Some prisoners, however, have described long-term injuries as a result of dog bites that occurred during cell extractions.  For example, one Connecticut prisoner wrote:

I freed my leg from the dog’s mouth and I fell backward to the floor.  The dog charged me again while I was down.  I raised my left hand to block the dog’s bite and it sank its teeth completely through my hand … My left hand has suffered permanent damage.  I lost a lot of feeling in my middle and ring fingers and I have a “pin & needles” feeling in my index finger and thumb.  This is due to multiple nerves being severed from the dog bite. This information has all been recurred [sic] in my D.O.C. medical file.10

Prisoners also suggested that the handlers do not always have control over the dogs.  A prisoner in Connecticut described an incident in which he was in a two-man cell while officers with a dog were involved in an altercation with his cell-mate. Although he was kneeling against the wall with his hands up, he was nonetheless attacked by the dog. “The k-9 bit me on my back by my lower left shoulder by the back bone.”11 The dog handler who participated in this cell extraction noted in his incident report: “Inmate [O] went toward the wall and to his knees. K-9 Rony had slipped out of his collar and bit inmate [O] on the back.”12

3 As of August 25, 2006, 37 state prison systems have canine units. They are typically trained to sniff for drugs or other contraband and are sometimes trained and used for crowd control during riots.

4 The videos are of cell extractions using dogs in Massachusetts on June 14, 2004 and in Connecticut on November 3, 2000.

5 Letter to Human Rights Watch from M.B., a prisoner in the Connecticut Department of Corrections, March 17, 2006.

6 Human Rights Watch telephone interview with John Fayram, acting warden of Anamosa State Penitentiary, Iowa, December 12, 2005.

7 Human Rights Watch telephone interview with senior correctional officer in a state which has been using dogs, and who requested anonymity, November 28, 2005.

8 Human Rights Watch telephone interview with former corrections employee who requested anonymity, November 28, 2005.

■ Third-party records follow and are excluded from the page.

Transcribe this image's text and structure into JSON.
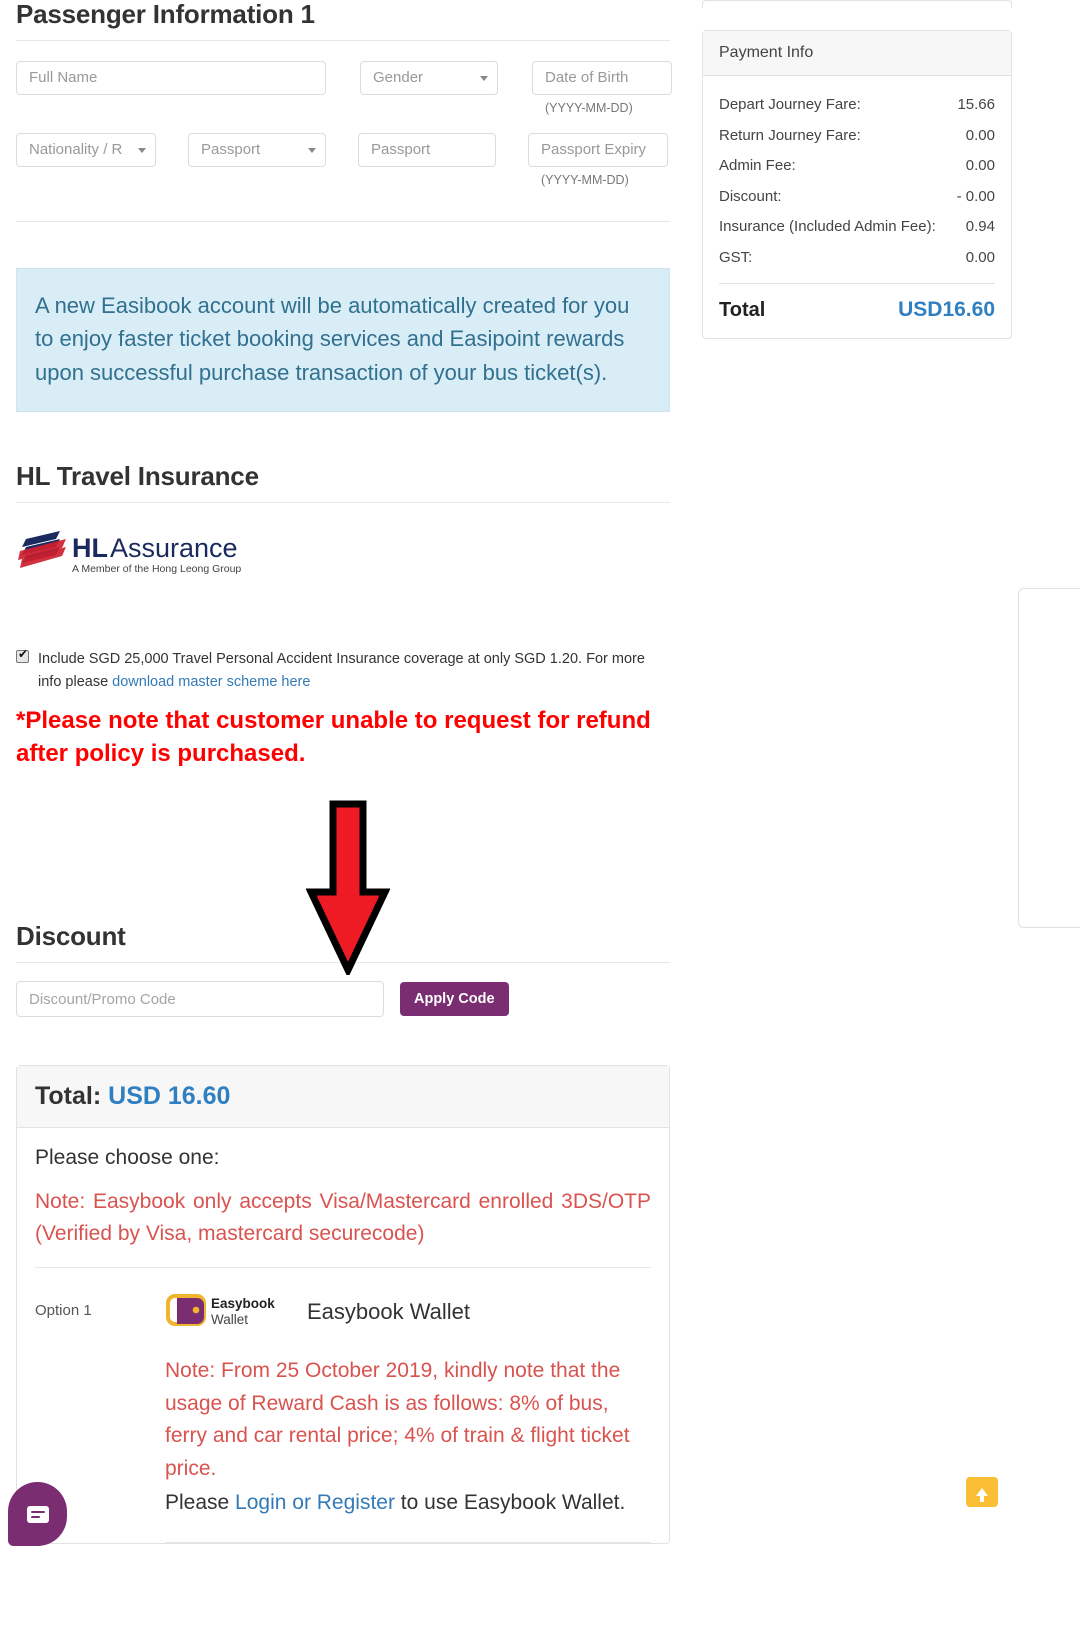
{
  "passenger": {
    "title": "Passenger Information 1",
    "fields": {
      "full_name_placeholder": "Full Name",
      "gender_placeholder": "Gender",
      "dob_placeholder": "Date of Birth",
      "dob_hint": "(YYYY-MM-DD)",
      "nationality_placeholder": "Nationality / R",
      "passport_type_placeholder": "Passport",
      "passport_number_placeholder": "Passport",
      "passport_expiry_placeholder": "Passport Expiry",
      "passport_expiry_hint": "(YYYY-MM-DD)"
    }
  },
  "account_notice": "A new Easibook account will be automatically created for you to enjoy faster ticket booking services and Easipoint rewards upon successful purchase transaction of your bus ticket(s).",
  "insurance": {
    "title": "HL Travel Insurance",
    "logo_brand_bold": "HL",
    "logo_brand_light": "Assurance",
    "logo_tagline": "A Member of the Hong Leong Group",
    "checkbox_text_before": "Include SGD 25,000 Travel Personal Accident Insurance coverage at only SGD 1.20. For more info please ",
    "checkbox_link": "download master scheme here",
    "checkbox_checked": true,
    "refund_warning": "*Please note that customer unable to request for refund after policy is purchased."
  },
  "discount": {
    "title": "Discount",
    "input_placeholder": "Discount/Promo Code",
    "input_value": "",
    "apply_label": "Apply Code"
  },
  "total_panel": {
    "total_label": "Total:",
    "total_amount": "USD 16.60",
    "choose_label": "Please choose one:",
    "card_note": "Note: Easybook only accepts Visa/Mastercard enrolled 3DS/OTP (Verified by Visa, mastercard securecode)",
    "option_1": {
      "option_label": "Option 1",
      "logo_line1": "Easybook",
      "logo_line2": "Wallet",
      "name": "Easybook Wallet",
      "reward_note": "Note: From 25 October 2019, kindly note that the usage of Reward Cash is as follows: 8% of bus, ferry and car rental price; 4% of train & flight ticket price.",
      "login_prefix": "Please ",
      "login_link": "Login or Register",
      "login_suffix": " to use Easybook Wallet."
    }
  },
  "payment_info": {
    "header": "Payment Info",
    "rows": [
      {
        "label": "Depart Journey Fare:",
        "value": "15.66"
      },
      {
        "label": "Return Journey Fare:",
        "value": "0.00"
      },
      {
        "label": "Admin Fee:",
        "value": "0.00"
      },
      {
        "label": "Discount:",
        "value": "- 0.00"
      },
      {
        "label": "Insurance (Included Admin Fee):",
        "value": "0.94"
      },
      {
        "label": "GST:",
        "value": "0.00"
      }
    ],
    "total_label": "Total",
    "total_value": "USD16.60"
  },
  "widgets": {
    "chat_icon": "chat-icon",
    "scroll_top_icon": "arrow-up-icon",
    "annotation_arrow": "red-down-arrow"
  },
  "colors": {
    "accent_purple": "#7b2d72",
    "link_blue": "#337ab7",
    "total_blue": "#2f7fc1",
    "warning_red": "#ff0000",
    "note_red": "#d9534f",
    "info_bg": "#d9edf7",
    "info_text": "#31708f",
    "scroll_top_yellow": "#fbbe35"
  }
}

9 Human Rights Watch telephone interview with John Fayram, acting warden of Anamosa State Penitentiary, Iowa, December 12, 2005.

10 Letter to Human Rights Watch from M.D., a prisoner in Connecticut.

11 Letter to Human Rights Watch from I.O., a prisoner in Connecticut, dated February 2006.

12 Ibid. Prisoner I.O. sent Human Rights Watch a copy of the incident report.